It gets much worse. The collapse of Kabul has encouraged our enemies once again. One day what we faced in Afghanistan and Iraq will seem insignificant in comparison to what we will face. What will we do?
- Doug Miller, ACRP Central Committee
On 8/7, CAGOP delegates voted 90% to not make a formal endorsement out of 753 votes. The chairwoman confirmed four candidates met the prescreening of 200 supporting delegates. Delegates pre-voted for as many as desired among the Republican candidates. The counts of the top four were not provided. The top four in alphabetical order are:
Larry Elder https://youtu.be/jpPcjzv1KRk
Kevin Faulconer https://youtu.be/_zagYaL9E3k
Kevin Kiley https://youtu.be/lpjEGlXnI2E
Doug Ose Had Heart Attack on 8/15 and withdrew from race on 8/17
- Harry Briley, AD16 Chair for Central Committee
If you are like me, every morning when I turn on the news, there is another story about parents gathering at school board meetings across the country to protest the addition of topics like Critical Race Theory, the 1619 Project, and more graphic sex education information. Most recently, parents are also protesting the requirement that masks be worn in school.
Yesterday the San Ramon Valley Unified School District held its first meeting of the new school year. About 75 visitors attended the meeting to deliver a single message: Let parents decide whether their children should wear masks to school.
Two local TV stations ran stories last night. The TV coverage is surprisingly wide. As we walked out of the meeting yesterday, one of the reporters asked us if we supported mask mandates in schools. She told us she had been unable to find anyone to interview who supported continued mask mandates. Those news clips can be found here:
I joined their efforts this morning. I recommend that the Alameda County Republican Party organize a county wide effort to learn about school curriculum and school policies in our local schools.
There are 18 public school districts in Alameda County. About 10 ACRP members and volunteers can collect important information on topics such as critical racial theory and mask policy and let voters know. We could help organize protests at school board meetings like the meeting yesterday in Danville.
We have recruited five volunteers for this new ACRP committee. Will you help us? Please let me know as soon as possible. We can meet, organize and make plans through Zoom.
Please contact me!
Doug Miller, Vice Chairman of the Republican Party of Alameda County, 925.998.9905
Don't miss this event! Meet your fellow Republicans at a beautiful location in the East Bay hills. Enjoy hearing from speakers who have won elections in California, and have a lot of wisdom to share with us.Read more
This weekend we honor and remember those who gave their lives in service to our nation. Memorial Day began just after the Civil War when families decorated the graves of soldiers from both sides of the conflict. About 620,000 soldiers died while serving during the Civil War. The population of the United States was about one tenth of what it is today.

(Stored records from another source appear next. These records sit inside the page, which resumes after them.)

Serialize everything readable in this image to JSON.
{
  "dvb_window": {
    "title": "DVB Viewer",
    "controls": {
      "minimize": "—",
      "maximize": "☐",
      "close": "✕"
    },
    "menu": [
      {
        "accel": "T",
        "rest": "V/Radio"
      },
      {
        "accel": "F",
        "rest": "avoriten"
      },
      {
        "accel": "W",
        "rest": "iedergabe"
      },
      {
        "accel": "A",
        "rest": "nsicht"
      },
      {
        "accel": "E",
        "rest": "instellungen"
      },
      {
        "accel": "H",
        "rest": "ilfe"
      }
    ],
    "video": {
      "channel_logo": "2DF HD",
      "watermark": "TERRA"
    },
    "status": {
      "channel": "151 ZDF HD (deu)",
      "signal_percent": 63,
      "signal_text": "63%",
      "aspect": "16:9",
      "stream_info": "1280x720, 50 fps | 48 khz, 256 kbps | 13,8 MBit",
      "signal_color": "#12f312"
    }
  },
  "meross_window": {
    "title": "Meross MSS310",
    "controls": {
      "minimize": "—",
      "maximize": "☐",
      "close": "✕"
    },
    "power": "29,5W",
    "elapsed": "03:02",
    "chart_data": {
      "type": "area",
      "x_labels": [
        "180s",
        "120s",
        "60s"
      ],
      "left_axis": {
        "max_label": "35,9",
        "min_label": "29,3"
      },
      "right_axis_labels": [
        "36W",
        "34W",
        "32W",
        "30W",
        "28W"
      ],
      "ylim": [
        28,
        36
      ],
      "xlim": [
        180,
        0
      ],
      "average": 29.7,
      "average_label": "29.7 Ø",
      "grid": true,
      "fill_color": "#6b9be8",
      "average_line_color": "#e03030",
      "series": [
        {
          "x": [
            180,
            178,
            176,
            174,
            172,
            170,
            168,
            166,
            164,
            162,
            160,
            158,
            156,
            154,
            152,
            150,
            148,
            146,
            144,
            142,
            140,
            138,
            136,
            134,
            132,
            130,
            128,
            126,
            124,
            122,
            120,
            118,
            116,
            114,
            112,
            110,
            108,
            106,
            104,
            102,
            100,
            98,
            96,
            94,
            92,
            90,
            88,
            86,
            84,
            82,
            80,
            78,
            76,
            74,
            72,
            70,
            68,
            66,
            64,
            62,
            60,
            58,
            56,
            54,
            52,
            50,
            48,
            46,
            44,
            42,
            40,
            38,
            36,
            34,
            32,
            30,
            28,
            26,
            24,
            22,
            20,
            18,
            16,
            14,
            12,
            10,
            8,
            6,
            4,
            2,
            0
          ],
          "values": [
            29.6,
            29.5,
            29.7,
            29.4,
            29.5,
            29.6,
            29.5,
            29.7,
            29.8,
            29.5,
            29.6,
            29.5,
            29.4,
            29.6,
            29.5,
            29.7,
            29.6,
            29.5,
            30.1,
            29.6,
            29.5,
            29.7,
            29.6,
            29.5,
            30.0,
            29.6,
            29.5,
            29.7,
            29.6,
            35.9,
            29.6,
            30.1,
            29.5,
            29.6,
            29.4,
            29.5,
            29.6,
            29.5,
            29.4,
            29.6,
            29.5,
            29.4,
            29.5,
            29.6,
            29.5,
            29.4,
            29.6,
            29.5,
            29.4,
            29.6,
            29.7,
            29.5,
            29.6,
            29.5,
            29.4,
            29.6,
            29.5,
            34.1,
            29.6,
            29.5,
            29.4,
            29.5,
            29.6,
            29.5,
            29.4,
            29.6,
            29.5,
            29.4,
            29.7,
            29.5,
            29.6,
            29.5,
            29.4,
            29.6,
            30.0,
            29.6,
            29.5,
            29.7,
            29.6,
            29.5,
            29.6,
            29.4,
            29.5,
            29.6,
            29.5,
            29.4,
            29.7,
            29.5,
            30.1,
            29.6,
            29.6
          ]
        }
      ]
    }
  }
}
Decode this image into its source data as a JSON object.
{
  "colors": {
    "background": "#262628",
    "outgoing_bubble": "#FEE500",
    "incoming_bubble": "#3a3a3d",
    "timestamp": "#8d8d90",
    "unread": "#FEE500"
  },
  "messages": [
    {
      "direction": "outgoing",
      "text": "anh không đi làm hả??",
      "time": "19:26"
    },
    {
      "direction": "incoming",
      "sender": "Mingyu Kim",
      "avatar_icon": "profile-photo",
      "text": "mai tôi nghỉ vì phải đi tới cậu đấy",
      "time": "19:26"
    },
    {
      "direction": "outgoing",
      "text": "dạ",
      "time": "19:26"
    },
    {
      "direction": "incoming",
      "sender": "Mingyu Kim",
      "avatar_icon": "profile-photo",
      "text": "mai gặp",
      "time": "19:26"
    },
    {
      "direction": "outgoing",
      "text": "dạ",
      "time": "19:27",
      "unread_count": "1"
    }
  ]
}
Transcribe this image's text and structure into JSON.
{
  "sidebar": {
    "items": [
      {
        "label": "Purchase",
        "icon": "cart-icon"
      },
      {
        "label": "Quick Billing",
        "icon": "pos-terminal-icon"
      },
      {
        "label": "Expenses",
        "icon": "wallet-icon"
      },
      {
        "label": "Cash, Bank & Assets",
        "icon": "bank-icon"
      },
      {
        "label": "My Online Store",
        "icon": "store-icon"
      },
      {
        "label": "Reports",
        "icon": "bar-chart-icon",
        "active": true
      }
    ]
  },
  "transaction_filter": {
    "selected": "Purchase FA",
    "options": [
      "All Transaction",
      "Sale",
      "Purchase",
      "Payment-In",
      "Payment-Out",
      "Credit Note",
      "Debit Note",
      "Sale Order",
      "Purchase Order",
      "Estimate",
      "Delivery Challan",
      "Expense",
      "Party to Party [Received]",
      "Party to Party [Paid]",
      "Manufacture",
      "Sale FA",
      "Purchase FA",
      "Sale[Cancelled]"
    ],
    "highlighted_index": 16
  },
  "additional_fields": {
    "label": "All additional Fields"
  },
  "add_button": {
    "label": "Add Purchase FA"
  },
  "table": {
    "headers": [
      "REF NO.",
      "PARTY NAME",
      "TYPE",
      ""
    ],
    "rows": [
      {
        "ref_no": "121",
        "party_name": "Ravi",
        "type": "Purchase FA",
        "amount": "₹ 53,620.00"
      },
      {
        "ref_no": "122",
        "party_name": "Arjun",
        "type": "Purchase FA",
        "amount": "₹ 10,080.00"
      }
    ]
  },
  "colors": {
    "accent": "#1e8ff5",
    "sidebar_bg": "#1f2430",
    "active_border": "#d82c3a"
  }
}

Thus, in terms of today’s population, that is the equivalent of more than six million deaths.
About ten years ago, Gold Star mother Diane Layfield explained to me why, year after year, she would painfully recount the story of her son’s valiant sacrifice. She told me about an old saying. “Warriors die twice. Once on the battlefield and once again when they are finally forgotten.” As we anticipate a joyous summer, let us pause to remember our blessings especially those borne by the ultimate sacrifice of our service members.
Lance Corporal Travis Layfield was killed on April 6, 2004 while serving with the United States Marine Corps in Iraq.
- Douglas Miller, Central Committee Member, AD16